Article Sources

Investopedia requires writers to use primary sources to support their work. These include white papers, government data, original reporting, and interviews with industry experts. We also reference original research from other reputable publishers where appropriate. You can learn more about the standards we follow in producing accurate, unbiased content in our editorial policy.
  1. U.S. Energy Information Administration. "Oil and Petroleum Products Explained."

  2. S&P Global Platts. "Specifications Guide, Americas Crude Oil," pp. 2-5.

  3. CME Group. "Crude Oil Futures - Contract Specs."

  4. FINRA. "2019 Report on Examination Findings and Observations: Suitability."

  5. USCF Investments. "United States Oil Fund."

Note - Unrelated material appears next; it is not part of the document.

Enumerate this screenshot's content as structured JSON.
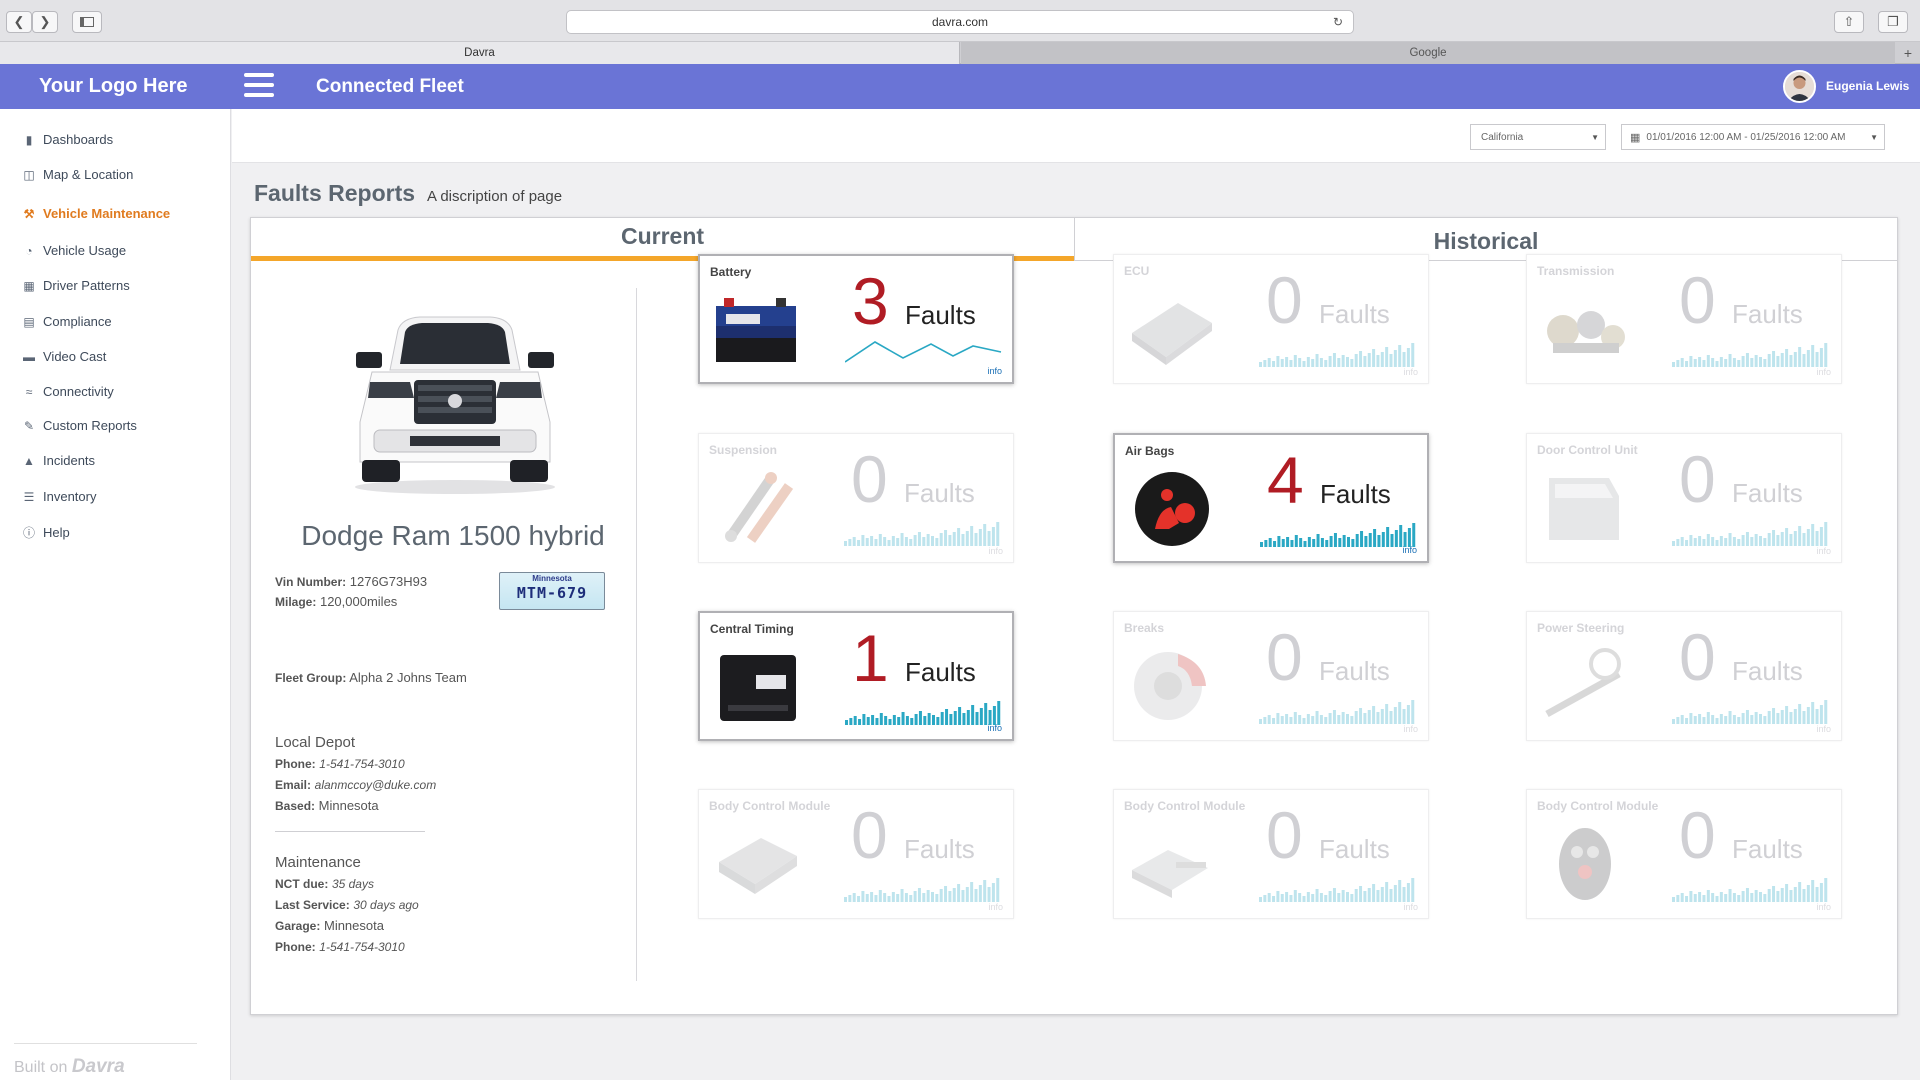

  6. U.S. Securities and Exchange Commission. "SEC Charges Exchange-Traded Product and Its General Partner With Disclosure Failures."

  7. USCF Investments. "United States Oil Fund."

  8. USCF Investments. "United States 12 Month Oil Fund."

  9. Invesco. "Invesco DBO Fund Prospectus, Page 37."

  10. Invesco. "Invesco DBO Fund Performance."

  11. Fidelity. "Exchange-Traded Notes."

  12. State Street Global Advisors. "The Energy Select Sector SPDR Fund: Holdings."

  13. iShares. "iShares Global Energy ETF: Holdings."

  14. VanEck. "OIH VanEck Oil Services ETF Holdings."

  15. Alerian. "MLP Exchange Traded Products Explained: ETNs and ETFs," pp. 1-2.

Take the Next Step to Invest
×
The offers that appear in this table are from partnerships from which Investopedia receives compensation. This compensation may impact how and where listings appear. Investopedia does not include all offers available in the marketplace.
Service
Name
Description